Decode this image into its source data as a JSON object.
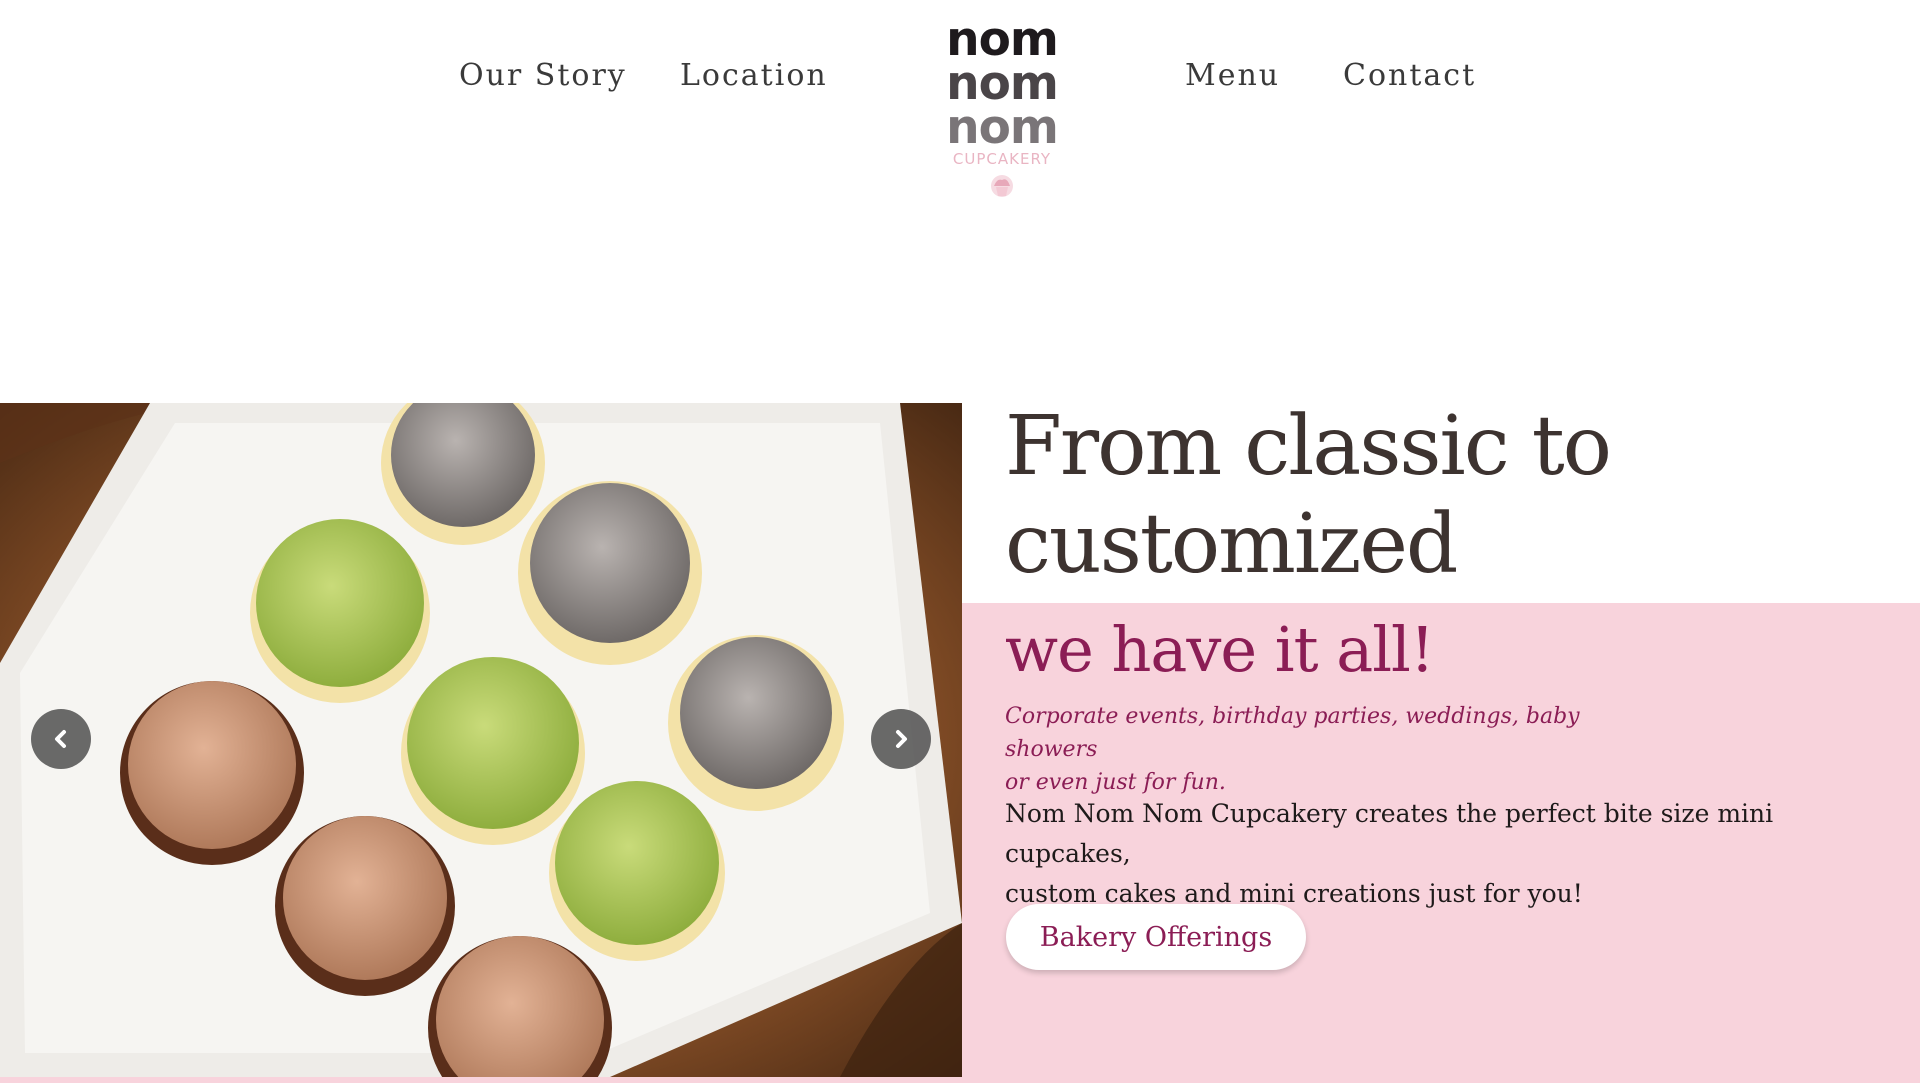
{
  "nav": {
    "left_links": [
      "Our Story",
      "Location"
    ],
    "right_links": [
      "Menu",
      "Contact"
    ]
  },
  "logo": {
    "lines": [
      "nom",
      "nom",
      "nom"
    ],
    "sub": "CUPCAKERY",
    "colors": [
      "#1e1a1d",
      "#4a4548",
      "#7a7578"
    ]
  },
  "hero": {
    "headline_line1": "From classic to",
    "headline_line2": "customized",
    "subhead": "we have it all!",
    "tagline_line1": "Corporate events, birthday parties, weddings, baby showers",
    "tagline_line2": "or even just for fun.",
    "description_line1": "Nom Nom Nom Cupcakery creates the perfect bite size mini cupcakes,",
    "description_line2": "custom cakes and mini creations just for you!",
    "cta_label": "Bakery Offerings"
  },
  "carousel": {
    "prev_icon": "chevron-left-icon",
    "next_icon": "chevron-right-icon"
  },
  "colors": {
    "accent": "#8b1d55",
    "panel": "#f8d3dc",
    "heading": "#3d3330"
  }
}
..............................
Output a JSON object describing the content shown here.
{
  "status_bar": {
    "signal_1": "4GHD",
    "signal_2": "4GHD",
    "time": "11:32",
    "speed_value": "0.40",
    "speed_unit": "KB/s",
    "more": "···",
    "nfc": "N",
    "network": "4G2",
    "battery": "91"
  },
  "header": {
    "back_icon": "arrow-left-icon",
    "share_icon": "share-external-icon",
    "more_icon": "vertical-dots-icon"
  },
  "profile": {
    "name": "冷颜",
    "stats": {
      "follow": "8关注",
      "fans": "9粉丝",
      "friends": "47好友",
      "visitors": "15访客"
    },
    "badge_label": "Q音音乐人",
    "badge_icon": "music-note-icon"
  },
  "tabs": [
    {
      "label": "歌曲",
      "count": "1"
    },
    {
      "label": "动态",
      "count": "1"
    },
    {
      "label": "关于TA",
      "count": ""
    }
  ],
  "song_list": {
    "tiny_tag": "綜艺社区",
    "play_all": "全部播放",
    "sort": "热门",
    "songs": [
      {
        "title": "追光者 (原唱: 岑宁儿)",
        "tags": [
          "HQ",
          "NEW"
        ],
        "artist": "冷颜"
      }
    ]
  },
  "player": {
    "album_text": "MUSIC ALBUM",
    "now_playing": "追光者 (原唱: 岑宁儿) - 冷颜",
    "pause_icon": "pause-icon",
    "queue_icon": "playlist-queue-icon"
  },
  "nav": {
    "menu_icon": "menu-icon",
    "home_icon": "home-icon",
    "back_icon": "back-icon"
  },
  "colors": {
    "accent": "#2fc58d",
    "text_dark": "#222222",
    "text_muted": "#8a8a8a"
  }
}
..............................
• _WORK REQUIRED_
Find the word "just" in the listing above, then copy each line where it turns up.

• _SOLVED PROBLEM_
    "tagline_line2": "or even just for fun.",
    "description_line2": "custom cakes and mini creations just for you!",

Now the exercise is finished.